#### WHAT YOU ARE ASKED TO DO:
Go through the entries below and retype them exactly, omitting each picture.

Data records for software interfaces
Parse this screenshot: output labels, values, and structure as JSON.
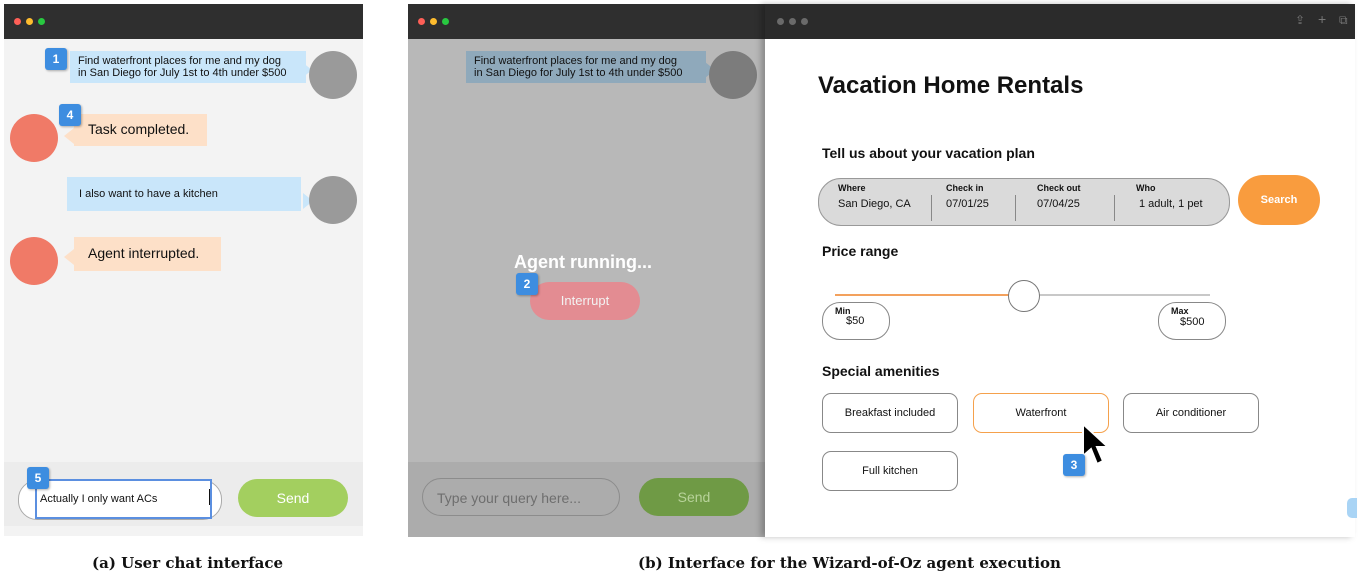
{
  "user_chat": {
    "messages": [
      {
        "role": "user",
        "text_line1": "Find waterfront places for me and my dog",
        "text_line2": "in San Diego for July 1st to 4th under $500",
        "badge": "1"
      },
      {
        "role": "agent",
        "text": "Task completed.",
        "badge": "4"
      },
      {
        "role": "user",
        "text": "I also want to have a kitchen"
      },
      {
        "role": "agent",
        "text": "Agent interrupted."
      }
    ],
    "input_value": "Actually I only want ACs",
    "input_badge": "5",
    "send_label": "Send"
  },
  "wizard_chat": {
    "message_line1": "Find waterfront places for me and my dog",
    "message_line2": "in San Diego for July 1st to 4th under $500",
    "overlay_title": "Agent running...",
    "interrupt_label": "Interrupt",
    "interrupt_badge": "2",
    "input_placeholder": "Type your query here...",
    "send_label": "Send"
  },
  "rental": {
    "title": "Vacation Home Rentals",
    "plan_heading": "Tell us about your vacation plan",
    "fields": [
      {
        "label": "Where",
        "value": "San Diego, CA"
      },
      {
        "label": "Check in",
        "value": "07/01/25"
      },
      {
        "label": "Check out",
        "value": "07/04/25"
      },
      {
        "label": "Who",
        "value": "1 adult, 1 pet"
      }
    ],
    "search_label": "Search",
    "price_heading": "Price range",
    "min_label": "Min",
    "min_value": "$50",
    "max_label": "Max",
    "max_value": "$500",
    "slider_level_fraction": 0.5,
    "amenities_heading": "Special amenities",
    "amenities": [
      "Breakfast included",
      "Waterfront",
      "Air conditioner",
      "Full kitchen"
    ],
    "selected_amenity": "Waterfront",
    "cursor_badge": "3"
  },
  "captions": {
    "a": "(a) User chat interface",
    "b": "(b) Interface for the Wizard-of-Oz agent execution"
  },
  "colors": {
    "user_bubble": "#c9e6fa",
    "agent_bubble": "#fde0c8",
    "badge": "#3d8de0",
    "send_green": "#a3cf5f",
    "search_orange": "#f99c3e",
    "interrupt": "#e38c92",
    "agent_avatar": "#f07a67"
  }
}
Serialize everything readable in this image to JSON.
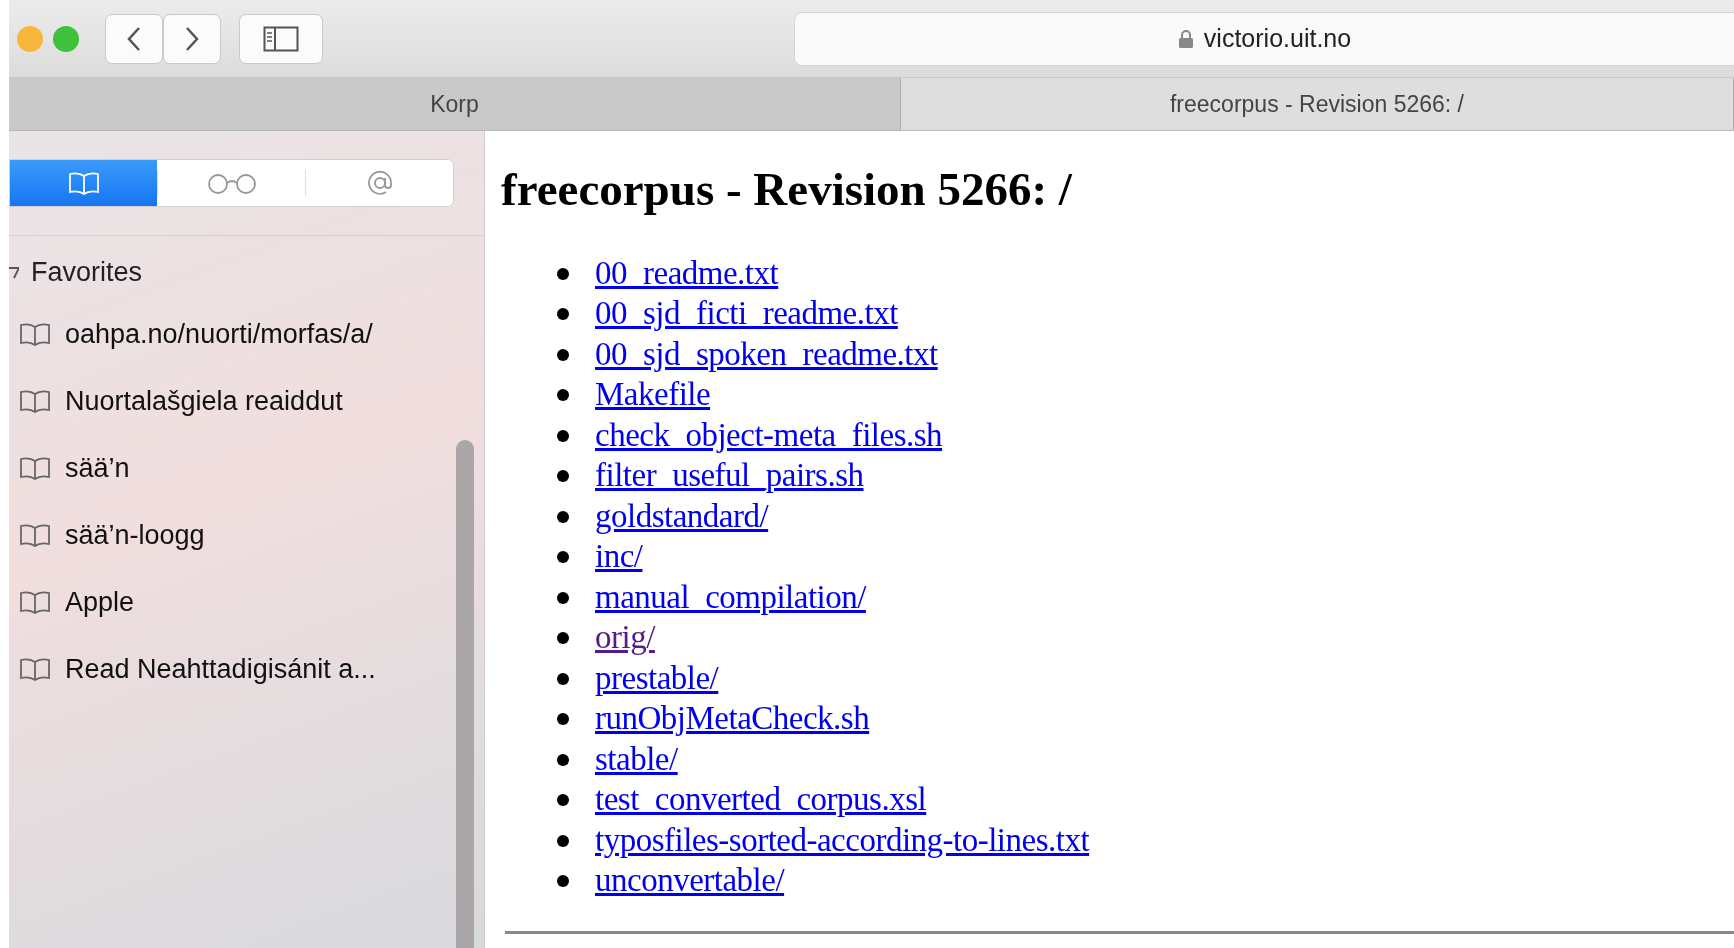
{
  "toolbar": {
    "address": "victorio.uit.no",
    "secure": true
  },
  "tabs": [
    {
      "label": "Korp",
      "selected": false
    },
    {
      "label": "freecorpus - Revision 5266: /",
      "selected": true
    }
  ],
  "sidebar": {
    "segments": [
      {
        "kind": "bookmarks",
        "selected": true
      },
      {
        "kind": "reading-list",
        "selected": false
      },
      {
        "kind": "shared-links",
        "selected": false
      }
    ],
    "section": {
      "label": "Favorites",
      "expanded": true
    },
    "items": [
      {
        "label": "oahpa.no/nuorti/morfas/a/"
      },
      {
        "label": "Nuortalašgiela reaiddut"
      },
      {
        "label": "sää’n"
      },
      {
        "label": "sää’n-loogg"
      },
      {
        "label": "Apple"
      },
      {
        "label": "Read Neahttadigisánit a..."
      }
    ]
  },
  "page": {
    "heading": "freecorpus - Revision 5266: /",
    "links": [
      {
        "label": "00_readme.txt",
        "visited": false
      },
      {
        "label": "00_sjd_ficti_readme.txt",
        "visited": false
      },
      {
        "label": "00_sjd_spoken_readme.txt",
        "visited": false
      },
      {
        "label": "Makefile",
        "visited": false
      },
      {
        "label": "check_object-meta_files.sh",
        "visited": false
      },
      {
        "label": "filter_useful_pairs.sh",
        "visited": false
      },
      {
        "label": "goldstandard/",
        "visited": false
      },
      {
        "label": "inc/",
        "visited": false
      },
      {
        "label": "manual_compilation/",
        "visited": false
      },
      {
        "label": "orig/",
        "visited": true
      },
      {
        "label": "prestable/",
        "visited": false
      },
      {
        "label": "runObjMetaCheck.sh",
        "visited": false
      },
      {
        "label": "stable/",
        "visited": false
      },
      {
        "label": "test_converted_corpus.xsl",
        "visited": false
      },
      {
        "label": "typosfiles-sorted-according-to-lines.txt",
        "visited": false
      },
      {
        "label": "unconvertable/",
        "visited": false
      }
    ]
  }
}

#### WORKED SOLUTION:
Parse this screenshot: output labels, values, and structure as JSON.
{
  "user_chat": {
    "messages": [
      {
        "role": "user",
        "text_line1": "Find waterfront places for me and my dog",
        "text_line2": "in San Diego for July 1st to 4th under $500",
        "badge": "1"
      },
      {
        "role": "agent",
        "text": "Task completed.",
        "badge": "4"
      },
      {
        "role": "user",
        "text": "I also want to have a kitchen"
      },
      {
        "role": "agent",
        "text": "Agent interrupted."
      }
    ],
    "input_value": "Actually I only want ACs",
    "input_badge": "5",
    "send_label": "Send"
  },
  "wizard_chat": {
    "message_line1": "Find waterfront places for me and my dog",
    "message_line2": "in San Diego for July 1st to 4th under $500",
    "overlay_title": "Agent running...",
    "interrupt_label": "Interrupt",
    "interrupt_badge": "2",
    "input_placeholder": "Type your query here...",
    "send_label": "Send"
  },
  "rental": {
    "title": "Vacation Home Rentals",
    "plan_heading": "Tell us about your vacation plan",
    "fields": [
      {
        "label": "Where",
        "value": "San Diego, CA"
      },
      {
        "label": "Check in",
        "value": "07/01/25"
      },
      {
        "label": "Check out",
        "value": "07/04/25"
      },
      {
        "label": "Who",
        "value": "1 adult, 1 pet"
      }
    ],
    "search_label": "Search",
    "price_heading": "Price range",
    "min_label": "Min",
    "min_value": "$50",
    "max_label": "Max",
    "max_value": "$500",
    "slider_level_fraction": 0.5,
    "amenities_heading": "Special amenities",
    "amenities": [
      "Breakfast included",
      "Waterfront",
      "Air conditioner",
      "Full kitchen"
    ],
    "selected_amenity": "Waterfront",
    "cursor_badge": "3"
  },
  "captions": {
    "a": "(a) User chat interface",
    "b": "(b) Interface for the Wizard-of-Oz agent execution"
  },
  "colors": {
    "user_bubble": "#c9e6fa",
    "agent_bubble": "#fde0c8",
    "badge": "#3d8de0",
    "send_green": "#a3cf5f",
    "search_orange": "#f99c3e",
    "interrupt": "#e38c92",
    "agent_avatar": "#f07a67"
  }
}
Serialize everything readable in this image to JSON.
{
  "toolbar": {
    "address": "victorio.uit.no",
    "secure": true
  },
  "tabs": [
    {
      "label": "Korp",
      "selected": false
    },
    {
      "label": "freecorpus - Revision 5266: /",
      "selected": true
    }
  ],
  "sidebar": {
    "segments": [
      {
        "kind": "bookmarks",
        "selected": true
      },
      {
        "kind": "reading-list",
        "selected": false
      },
      {
        "kind": "shared-links",
        "selected": false
      }
    ],
    "section": {
      "label": "Favorites",
      "expanded": true
    },
    "items": [
      {
        "label": "oahpa.no/nuorti/morfas/a/"
      },
      {
        "label": "Nuortalašgiela reaiddut"
      },
      {
        "label": "sää’n"
      },
      {
        "label": "sää’n-loogg"
      },
      {
        "label": "Apple"
      },
      {
        "label": "Read Neahttadigisánit a..."
      }
    ]
  },
  "page": {
    "heading": "freecorpus - Revision 5266: /",
    "links": [
      {
        "label": "00_readme.txt",
        "visited": false
      },
      {
        "label": "00_sjd_ficti_readme.txt",
        "visited": false
      },
      {
        "label": "00_sjd_spoken_readme.txt",
        "visited": false
      },
      {
        "label": "Makefile",
        "visited": false
      },
      {
        "label": "check_object-meta_files.sh",
        "visited": false
      },
      {
        "label": "filter_useful_pairs.sh",
        "visited": false
      },
      {
        "label": "goldstandard/",
        "visited": false
      },
      {
        "label": "inc/",
        "visited": false
      },
      {
        "label": "manual_compilation/",
        "visited": false
      },
      {
        "label": "orig/",
        "visited": true
      },
      {
        "label": "prestable/",
        "visited": false
      },
      {
        "label": "runObjMetaCheck.sh",
        "visited": false
      },
      {
        "label": "stable/",
        "visited": false
      },
      {
        "label": "test_converted_corpus.xsl",
        "visited": false
      },
      {
        "label": "typosfiles-sorted-according-to-lines.txt",
        "visited": false
      },
      {
        "label": "unconvertable/",
        "visited": false
      }
    ]
  }
}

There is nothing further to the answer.